Problem requirements:
Repeat the entries exactly, and do not carry the pictures over.

──────────

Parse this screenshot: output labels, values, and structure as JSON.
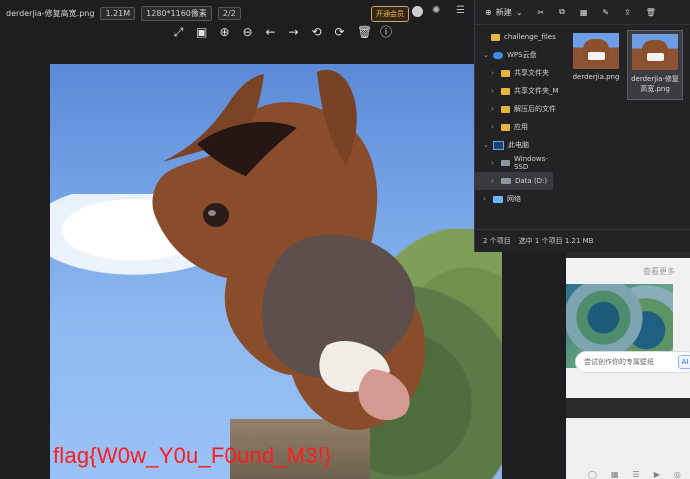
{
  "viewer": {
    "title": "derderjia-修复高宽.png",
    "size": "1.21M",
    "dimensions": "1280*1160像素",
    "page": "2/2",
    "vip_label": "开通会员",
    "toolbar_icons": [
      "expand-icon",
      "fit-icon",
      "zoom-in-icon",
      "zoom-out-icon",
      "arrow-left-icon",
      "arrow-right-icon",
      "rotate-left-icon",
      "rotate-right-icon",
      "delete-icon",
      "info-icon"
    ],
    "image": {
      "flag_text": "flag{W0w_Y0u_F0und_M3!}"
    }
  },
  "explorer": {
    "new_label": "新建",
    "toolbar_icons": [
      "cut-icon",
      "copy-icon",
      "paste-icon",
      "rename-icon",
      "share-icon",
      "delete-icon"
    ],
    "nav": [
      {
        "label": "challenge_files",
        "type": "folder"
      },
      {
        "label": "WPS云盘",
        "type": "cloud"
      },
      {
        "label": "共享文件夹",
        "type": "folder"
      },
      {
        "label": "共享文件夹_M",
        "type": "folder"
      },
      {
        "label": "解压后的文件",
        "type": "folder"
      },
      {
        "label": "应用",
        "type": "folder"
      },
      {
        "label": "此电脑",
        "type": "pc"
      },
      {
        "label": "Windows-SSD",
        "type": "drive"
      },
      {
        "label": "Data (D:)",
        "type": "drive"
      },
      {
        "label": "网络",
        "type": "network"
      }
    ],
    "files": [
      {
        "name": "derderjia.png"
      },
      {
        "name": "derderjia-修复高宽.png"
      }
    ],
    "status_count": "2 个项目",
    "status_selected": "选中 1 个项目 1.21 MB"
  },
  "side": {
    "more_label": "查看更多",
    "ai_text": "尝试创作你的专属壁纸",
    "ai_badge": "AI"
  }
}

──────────

Your solution:
Parse this screenshot: output labels, values, and structure as JSON.
{
  "viewer": {
    "title": "derderjia-修复高宽.png",
    "size": "1.21M",
    "dimensions": "1280*1160像素",
    "page": "2/2",
    "vip_label": "开通会员",
    "toolbar_icons": [
      "expand-icon",
      "fit-icon",
      "zoom-in-icon",
      "zoom-out-icon",
      "arrow-left-icon",
      "arrow-right-icon",
      "rotate-left-icon",
      "rotate-right-icon",
      "delete-icon",
      "info-icon"
    ],
    "image": {
      "flag_text": "flag{W0w_Y0u_F0und_M3!}"
    }
  },
  "explorer": {
    "new_label": "新建",
    "toolbar_icons": [
      "cut-icon",
      "copy-icon",
      "paste-icon",
      "rename-icon",
      "share-icon",
      "delete-icon"
    ],
    "nav": [
      {
        "label": "challenge_files",
        "type": "folder"
      },
      {
        "label": "WPS云盘",
        "type": "cloud"
      },
      {
        "label": "共享文件夹",
        "type": "folder"
      },
      {
        "label": "共享文件夹_M",
        "type": "folder"
      },
      {
        "label": "解压后的文件",
        "type": "folder"
      },
      {
        "label": "应用",
        "type": "folder"
      },
      {
        "label": "此电脑",
        "type": "pc"
      },
      {
        "label": "Windows-SSD",
        "type": "drive"
      },
      {
        "label": "Data (D:)",
        "type": "drive"
      },
      {
        "label": "网络",
        "type": "network"
      }
    ],
    "files": [
      {
        "name": "derderjia.png"
      },
      {
        "name": "derderjia-修复高宽.png"
      }
    ],
    "status_count": "2 个项目",
    "status_selected": "选中 1 个项目 1.21 MB"
  },
  "side": {
    "more_label": "查看更多",
    "ai_text": "尝试创作你的专属壁纸",
    "ai_badge": "AI"
  }
}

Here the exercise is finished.